Just to the right of the Seolbeop-jeon Hall, and in a courtyard of its own, is the Myeongbu-jeon Hall. This hall houses a large statue of a green haired Jijang-bosal. He’s joined on all sides by equally large statues of the Siwang (The Ten Kings of the Underworld). The most interesting feature of the Myeongbu-jeon Hall, however, is the Buddhist Painting of Seongjusa Temple, Changwon (The King of Sweet Dew). The painting dates back to 1729, and it was made by a group of painters led by Seongjing. This painting is quite different than other late-Joseon Dynasty paintings of the same subject in terms of its overall composition. Typically, this style of painting is divided into three sections: the upper, middle, and lower sections. In this painting, the upper section consists of the Seven Buddhas, as well as Gwanseeum-bosal.
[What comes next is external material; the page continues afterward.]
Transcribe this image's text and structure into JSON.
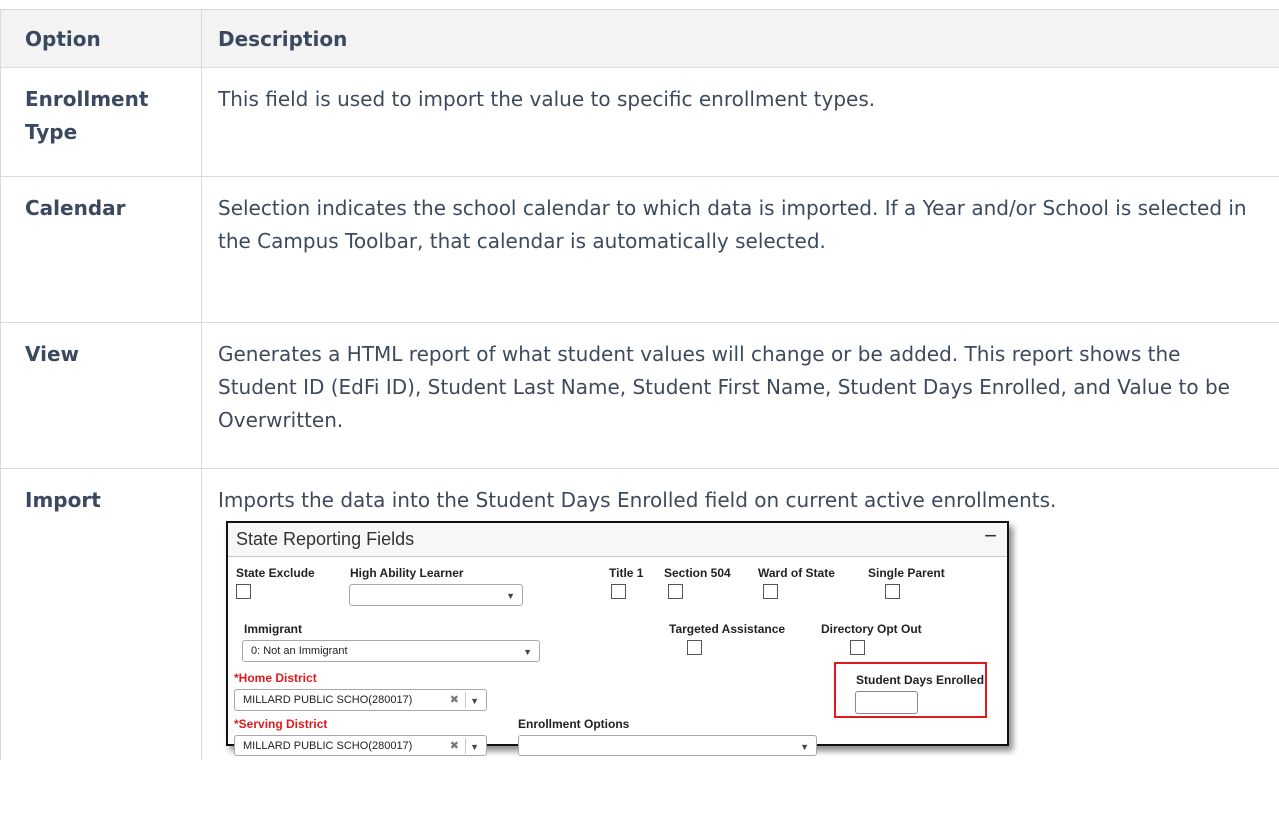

The middle section of the painting features Jijang-bosal and Illowang-bosal (The Guiding Bodhisattva). Additionally, the scene of death rites are shown, as well as Agwi (Hungry Ghosts) and monks. And in the bottom section of the painting, there are various scenes in the life of a man and his death. What separates this painting from other Gamno-do (Sweet Dew Mural) are two key features. The first is the absence of death rites, while the other is the altar and official presiding over these death rites. Another unique feature is that the pavilion symbolizing Paradise is placed in the top right of the painting, while the Seven Buddhas are strongly emphasized. And finally, the combat scene in the painting isn’t a ground battle, which is customary; but instead, it’s a naval battle. There are three other paintings that omit the scene of death rites. The oldest of these three is the Gamno-do at Jikjisa Temple in Gimcheon, Gyeongsangbuk-do, which was painted in 1724. Like the Gamno-do at Seongjusa Temple, the painting at Jikjisa Temple was painted under the leadership of the monk-artist Seongjing. Therefore, it’s believed that the Gamno-do was used as a model for the painting at Seongjusa Temple. But what makes the Gamno-do at Seongjusa Temple invaluable is that the location of the Gamno-do at Jikjisa Temple is currently unknown.
In addition to the contents of the Myeongbu-jeon Hall, the exterior walls of this shrine hall are adorned with beautiful murals that include the Banya Yongseon-do (The Dragon Ship of Wisdom), as well as a rather peculiar modern Gamno-do that includes images of a murderer, the consumption of alcohol, and a car accident, which are all a modern twist on the traditional images and scenes from the Joseon Dynasty (1392-1910).
Above the Myeongbu-jeon Hall sits the final shrine hall at Seongjusa Temple. This is a new building with a plain exterior. Inside this hall is a stone statue dedicated to Gwanseeum-bosal. The Standing Gwanseeum-bosal Statue of Seongjusa Temple is Gyeongsangnam-do Tangible Cultural Heritage #335. This statue of the Bodhisattva of Compassion is believed to date back to the Goryeo Dynasty (918-1392).
How To Get There
The easiest way to get to Seongjusa Temple is to take a taxi from the Changwon Intercity Bus Terminal. The drive should take about 20 minutes over 11 km, and it should cost about 14,000 won.
Overall Rating: 7.5/10
For a lesser known temple, Seongjusa Temple in Changwon, Gyeongsangnam-do definitely has quite a few highlights. Of course these include the main altar statues inside the Daeung-jeon Hall and the Gamno-do (Sweet Dew Mural), which are both Korean Treasures. But it also includes the Daeung-jeon Hall itself, the murals inside the Samseong-gak Hall (especially the Dokseong mural), the Nahan-jeon Hall murals, and the stonework throughout the temple grounds. There is plenty of beautiful architecture and artistry to enjoy at Seongjusa Temple.